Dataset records
---
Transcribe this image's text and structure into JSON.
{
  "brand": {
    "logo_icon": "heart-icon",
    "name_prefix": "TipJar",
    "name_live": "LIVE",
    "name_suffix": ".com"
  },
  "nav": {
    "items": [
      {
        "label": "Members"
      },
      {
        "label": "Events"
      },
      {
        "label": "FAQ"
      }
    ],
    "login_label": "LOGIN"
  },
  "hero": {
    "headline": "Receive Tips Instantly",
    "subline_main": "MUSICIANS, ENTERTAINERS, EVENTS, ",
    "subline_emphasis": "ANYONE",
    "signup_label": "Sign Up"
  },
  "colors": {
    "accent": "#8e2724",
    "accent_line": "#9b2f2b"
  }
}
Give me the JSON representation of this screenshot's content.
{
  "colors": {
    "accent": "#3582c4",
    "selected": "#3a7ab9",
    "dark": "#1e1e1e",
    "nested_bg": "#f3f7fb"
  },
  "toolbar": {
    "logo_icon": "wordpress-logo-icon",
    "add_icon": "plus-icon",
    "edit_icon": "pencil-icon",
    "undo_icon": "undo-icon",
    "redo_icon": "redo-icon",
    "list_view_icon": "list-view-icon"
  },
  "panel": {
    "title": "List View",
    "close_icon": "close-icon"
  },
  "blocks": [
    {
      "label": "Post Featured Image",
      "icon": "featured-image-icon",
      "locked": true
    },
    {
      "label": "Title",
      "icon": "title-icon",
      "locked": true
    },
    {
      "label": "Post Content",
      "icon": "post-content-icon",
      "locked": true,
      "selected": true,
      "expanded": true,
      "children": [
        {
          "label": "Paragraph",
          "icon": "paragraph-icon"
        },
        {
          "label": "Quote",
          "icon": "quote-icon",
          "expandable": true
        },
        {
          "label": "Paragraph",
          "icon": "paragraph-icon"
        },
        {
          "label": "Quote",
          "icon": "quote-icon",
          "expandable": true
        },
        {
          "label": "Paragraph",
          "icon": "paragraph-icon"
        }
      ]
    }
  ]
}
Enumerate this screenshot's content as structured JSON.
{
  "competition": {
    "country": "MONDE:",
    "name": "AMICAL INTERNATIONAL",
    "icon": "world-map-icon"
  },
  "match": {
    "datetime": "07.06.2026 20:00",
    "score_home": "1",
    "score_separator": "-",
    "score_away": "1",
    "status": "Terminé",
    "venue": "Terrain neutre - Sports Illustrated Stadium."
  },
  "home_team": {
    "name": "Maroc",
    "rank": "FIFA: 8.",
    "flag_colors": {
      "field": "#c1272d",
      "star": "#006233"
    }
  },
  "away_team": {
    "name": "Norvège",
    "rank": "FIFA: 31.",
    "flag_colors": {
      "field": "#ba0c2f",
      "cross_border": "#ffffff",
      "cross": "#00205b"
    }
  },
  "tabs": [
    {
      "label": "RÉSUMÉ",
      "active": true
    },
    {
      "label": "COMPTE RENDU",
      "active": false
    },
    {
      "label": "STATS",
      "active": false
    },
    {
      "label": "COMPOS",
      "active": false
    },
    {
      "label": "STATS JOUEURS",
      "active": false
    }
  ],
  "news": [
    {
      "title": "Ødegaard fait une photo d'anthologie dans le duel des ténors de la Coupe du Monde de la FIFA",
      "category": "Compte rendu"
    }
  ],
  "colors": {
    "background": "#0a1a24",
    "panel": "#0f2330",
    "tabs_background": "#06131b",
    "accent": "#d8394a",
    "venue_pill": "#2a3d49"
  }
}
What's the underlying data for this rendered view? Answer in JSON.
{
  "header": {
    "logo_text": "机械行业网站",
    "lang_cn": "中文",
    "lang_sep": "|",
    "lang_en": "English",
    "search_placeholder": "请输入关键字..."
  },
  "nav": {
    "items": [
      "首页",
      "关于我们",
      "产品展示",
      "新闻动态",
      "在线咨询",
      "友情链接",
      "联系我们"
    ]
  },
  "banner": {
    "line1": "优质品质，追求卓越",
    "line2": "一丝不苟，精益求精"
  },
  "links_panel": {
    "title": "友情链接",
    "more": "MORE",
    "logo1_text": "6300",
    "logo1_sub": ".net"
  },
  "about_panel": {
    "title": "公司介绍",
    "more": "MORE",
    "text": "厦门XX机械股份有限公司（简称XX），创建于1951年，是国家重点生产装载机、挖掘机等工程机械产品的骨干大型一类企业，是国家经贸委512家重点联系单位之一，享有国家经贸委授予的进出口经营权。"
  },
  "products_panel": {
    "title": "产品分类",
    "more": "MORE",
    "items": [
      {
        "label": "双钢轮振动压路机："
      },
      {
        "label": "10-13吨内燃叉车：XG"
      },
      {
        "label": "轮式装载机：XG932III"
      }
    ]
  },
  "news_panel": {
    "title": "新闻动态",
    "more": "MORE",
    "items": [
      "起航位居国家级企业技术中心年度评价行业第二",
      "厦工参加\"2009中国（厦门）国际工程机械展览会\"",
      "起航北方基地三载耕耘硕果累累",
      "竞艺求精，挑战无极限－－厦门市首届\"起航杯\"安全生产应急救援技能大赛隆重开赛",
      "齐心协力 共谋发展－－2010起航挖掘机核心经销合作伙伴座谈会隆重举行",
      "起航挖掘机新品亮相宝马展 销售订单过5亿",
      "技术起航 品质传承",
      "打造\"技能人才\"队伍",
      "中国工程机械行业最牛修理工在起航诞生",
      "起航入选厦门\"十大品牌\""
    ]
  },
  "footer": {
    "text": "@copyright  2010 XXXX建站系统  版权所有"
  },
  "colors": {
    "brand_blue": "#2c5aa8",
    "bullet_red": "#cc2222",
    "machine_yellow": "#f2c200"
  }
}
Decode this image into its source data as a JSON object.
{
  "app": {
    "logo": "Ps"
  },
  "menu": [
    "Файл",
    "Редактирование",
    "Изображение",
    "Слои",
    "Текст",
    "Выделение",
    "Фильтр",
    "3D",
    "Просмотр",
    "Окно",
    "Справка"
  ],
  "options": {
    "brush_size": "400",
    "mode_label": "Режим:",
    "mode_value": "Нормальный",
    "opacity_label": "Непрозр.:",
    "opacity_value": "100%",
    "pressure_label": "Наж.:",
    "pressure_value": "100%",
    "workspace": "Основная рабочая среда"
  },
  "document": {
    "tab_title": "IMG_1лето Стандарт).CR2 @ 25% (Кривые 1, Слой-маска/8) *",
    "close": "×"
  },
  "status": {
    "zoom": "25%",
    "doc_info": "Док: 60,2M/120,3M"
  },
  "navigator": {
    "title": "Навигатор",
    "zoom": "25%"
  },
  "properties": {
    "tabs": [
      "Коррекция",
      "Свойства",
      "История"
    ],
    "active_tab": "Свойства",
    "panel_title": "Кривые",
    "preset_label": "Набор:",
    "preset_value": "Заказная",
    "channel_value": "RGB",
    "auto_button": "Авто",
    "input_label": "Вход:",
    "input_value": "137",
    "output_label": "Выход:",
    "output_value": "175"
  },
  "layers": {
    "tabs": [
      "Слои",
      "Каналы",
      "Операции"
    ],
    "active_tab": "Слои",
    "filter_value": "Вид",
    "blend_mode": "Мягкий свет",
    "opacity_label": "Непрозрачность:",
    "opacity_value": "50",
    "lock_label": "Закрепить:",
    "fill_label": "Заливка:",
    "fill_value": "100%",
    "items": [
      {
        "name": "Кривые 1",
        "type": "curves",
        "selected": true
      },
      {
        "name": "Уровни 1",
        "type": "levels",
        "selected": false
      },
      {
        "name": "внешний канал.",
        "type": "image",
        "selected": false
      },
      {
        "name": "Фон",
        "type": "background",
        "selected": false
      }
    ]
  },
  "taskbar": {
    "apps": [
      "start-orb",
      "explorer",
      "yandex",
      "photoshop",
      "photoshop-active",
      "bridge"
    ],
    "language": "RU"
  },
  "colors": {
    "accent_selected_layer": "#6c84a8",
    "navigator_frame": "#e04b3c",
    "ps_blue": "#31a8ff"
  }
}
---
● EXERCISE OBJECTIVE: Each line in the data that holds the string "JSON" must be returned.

● FINAL ANSWER:
Transcribe this image's text and structure into JSON.
Give me the JSON representation of this screenshot's content.
Enumerate this screenshot's content as structured JSON.
What's the underlying data for this rendered view? Answer in JSON.
Decode this image into its source data as a JSON object.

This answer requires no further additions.